Idli

idli and sambar

  Idli is not originally an Indian dish, but an import to India — I’m full of trivia. ūüôā When I was at CII idli was not on the menu, so to speak. A fermented mixture of beans and rice, steamed, then served with chutney or sambar, idli is a home cooked dish which you can sometime find out. Idli batter follows the same steps as dosa, but idli is steamed rather than cooked on a hot griddle. There is what’s called an idli steamer you can purchase to make the standard… Read More

sarson ka saag (recipe)

sarson ka saag

I came across a recipe online many years ago for a curry of mustard greens. By chance mustard greens were in season and I bought them not for onigiri, as the Japanese use them, but for Sarson Ka Saag.¬†Since then I’ve sampled dozens of recipes, which don’t vary much. Mustard greens aren’t popular here, so when they come into season I buy them in bulk to freeze. I stem them and blanch the stemmed leaves from the stems separately. I prepare the dish with the tender parts of the leaves for guests… Read More

Idli and sambar: White-boy-does-Indian

I have wanted to write a post on idli and sambar since I started this blog.
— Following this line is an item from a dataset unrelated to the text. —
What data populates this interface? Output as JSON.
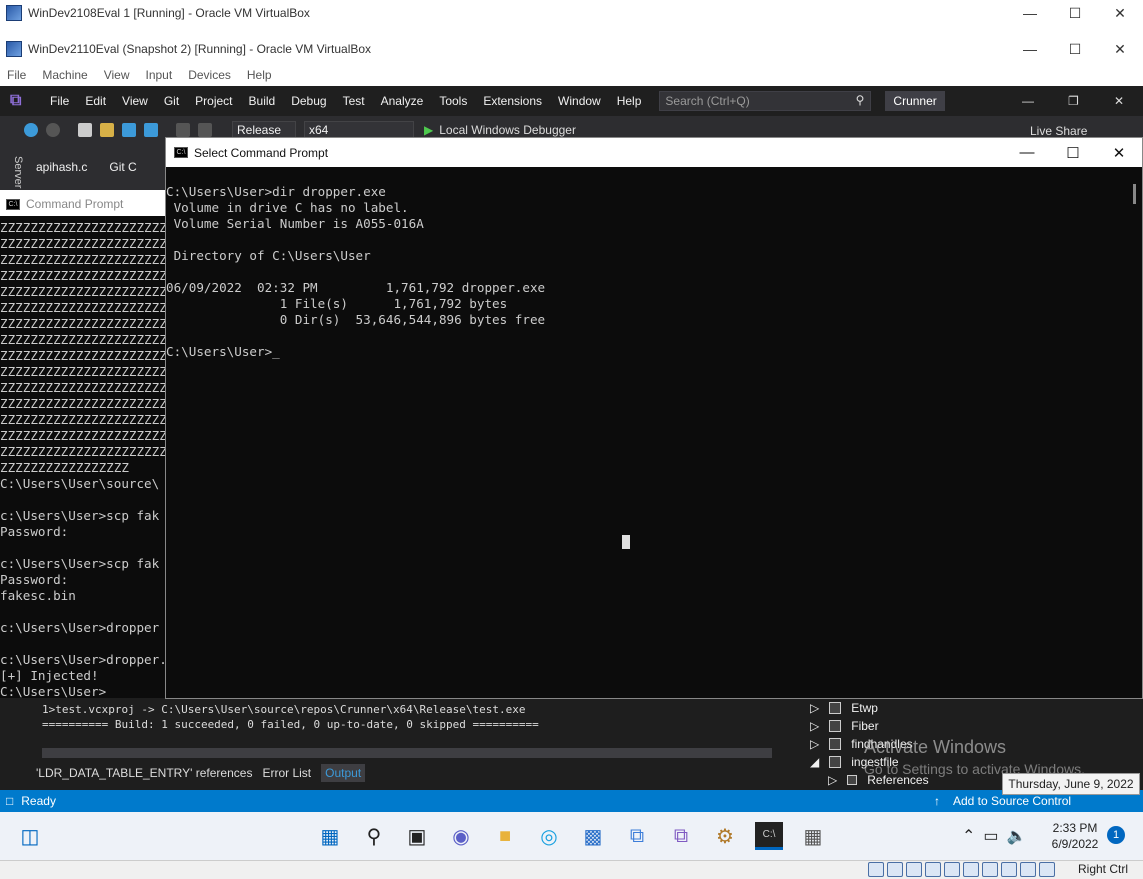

I tried to finish one before I left but I didn’t have a chance to organize the photos before I left. So I’ll leave you with a photo of my breakfast, which is just as satisfying as lunch or dinner and suggest that if you’d like to learn how to make this go to the Reasder and in the tags section put in Idli or Sanbar. There are many, many, talented cooks on WordPress. I’ll post… Read More

Vegetable Curry, a book and recipe

vegetable curry

(recipe follows) Several years ago the love of my life, Hiro, gave me an unexpected birthday present: A curry cookbook written in both Japanese and English. Until then I had never made Indian food — curry had just never occurred to me. He didn’t know me that well at the time but mine is the personality that when I do something, I devote myself to it and so I bought every single ingredient in the index from Asafoetida¬†to Yogurt and went to work page by page, which created some friction in our… Read More

Play with your food! Aloo Gobi

Aloo Gobi

(recipe follows) A classic Indian dish, Aloo Gobi is cauliflower and potato cooked with regional variations on spices. Here it’s presented in phyllo dough which has been rolled over a hollow cylinder of wax paper and foil. After baking, the foil is removed for a flakey shell to fill. Here, I placed the Aloo Gobi at either end with several chunks of lamb in the center. Phyllo is traditionally rolled with butter between the layers. To keep with the Indian theme I used melted ghee and in the variations olive oil, canola,… Read More

Play with your food! Spinach curry as strudel

IMG_2164

You’ll soon see that I’m in strudel mode. But why not blend food traditions and put Palak Paneer (Spinach Curry with Paneer) inside strudel dough? I made five different curried versions, variations on colors and flavors. They are really delicious. (Can anyone tell me why my iPhone 5S takes better photos than my Nikon S9300?)

Dosa, a recipe

Dosa and Sambar.

I received a bilingual Indian cookbook about seven years ago, English and Japanese — I ordered every single ingredient. Two years later I was attending¬†cooking school in India. The first day I had to study in the library, which was packed with Asian, European, African, and Indian faces — every one of them were Indian — their culinary traditions as varied and in harmony with each other. In southern India Dosa is ubiquitous and varied like the faces in India. It is made with urad dal¬†and rice, or semolina, or with an… Read More

Play with your food! — Dosa Your Way

I poured Dosa batter into a waffle iron and set it to high. Ten minutes later -- beep, beep, beep -- and it was on a plate. Coconut chutney is usually served much, much thinner, but I wanted to see how the thicker texture would fill the gaps.

I wanted something different for lunch, but my refrigerator is filled with leftovers. To add variety I changed the approach to something typical by using different tools: I used an American waffle maker to make an Indian dosa (link to recipe) — and it was perfect. Crisp on the outside, it gave way with a loud, satisfying crunch. Inside was the flavour of urad dal.¬†If I had added a thinner coconut chutney, it might have made this particular Dosa soft, muted the urad dal flavour, and required a knife and fork.

First recipe: Indian: Murgh Methi

My classmate took the sauce down to a paste and added tomato in place of yogurt. Indian tomatoes are sour compared to American varieties.

A few years ago I had the honour to study cooking at The Culinary Academy of India (CAI). Chef told me that teaching regional Indian cooking is impossible as every 20 kilometres from wherever you are, the food is prepared differently: What X connotes in one city can be very different just one town over. To teach me Chef printed out recipes from the web and taught me why tomatoes are used here but fenugreek there, and we cooked and tasted at every step. This was my base education.¬†Indian Food: A Historical… Read More